So, what our current leaders need to do is to mobilize patriotic and well-experienced Ghanaians—especially the ones abroad—to network and share ideas on how best to develop the country. This is not to say that all senior leaders should pass their posts to young ones. No. Not at all. With the support and help of the government, what is desperately needed, in my view, is a certain idea-network and team-building organizations by Ghanaian students, intellectuals and businessmen of all walks of life as we struggle to save the country from the shackles of poverty, ignorance, illiteracy and corruption.

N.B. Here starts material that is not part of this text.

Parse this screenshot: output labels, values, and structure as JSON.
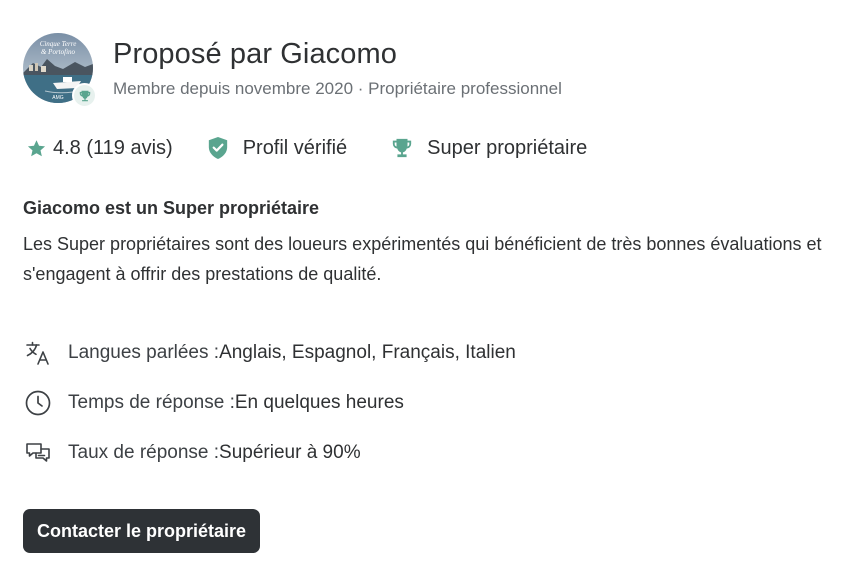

All in all, let there be no doubt that our current leaders owe of to themselves, and to all Ghanaians, to try as much as possible to start setting the initiatives that will eventually reverse the brain-drain. I believe they can do it by recruiting and retaining Ghanaian professionals outside the country. To do that, they would have to start with two critical reforms in two critical areas of government. The first is to cut down the bureaucratic strings that tend to make things difficult for Ghanaian professionals to show any interest—let alone any effort— of returning back home to work. The second task is to create incentives that will make life a little easier for those who wish to return home and provide their expertise in the development of the country. These may include loan assistance, relocation assurance and competitive salary supplements for professionals based on individual needs. So, Mr. President, honorable ministers and ambassadors, it is time to think more and more about how to reverse the brain-drain. Please don't ask me why because you and I know that at the writing of this article, the future looks grim for many young Ghanaians. Some bold and long-term solutions are needed to change that. Or what do you think? ABDULLAI AHMED is studying International Affairs at Fordham University in New York. He will like to know what you think about the article you just read. Whether you agree or disagree with him, you can contact him by e-mail: [email protected] or [email protected] Views expressed by the author(s) do not necessarily reflect those of GhanaHomePage.

Join our Newsletter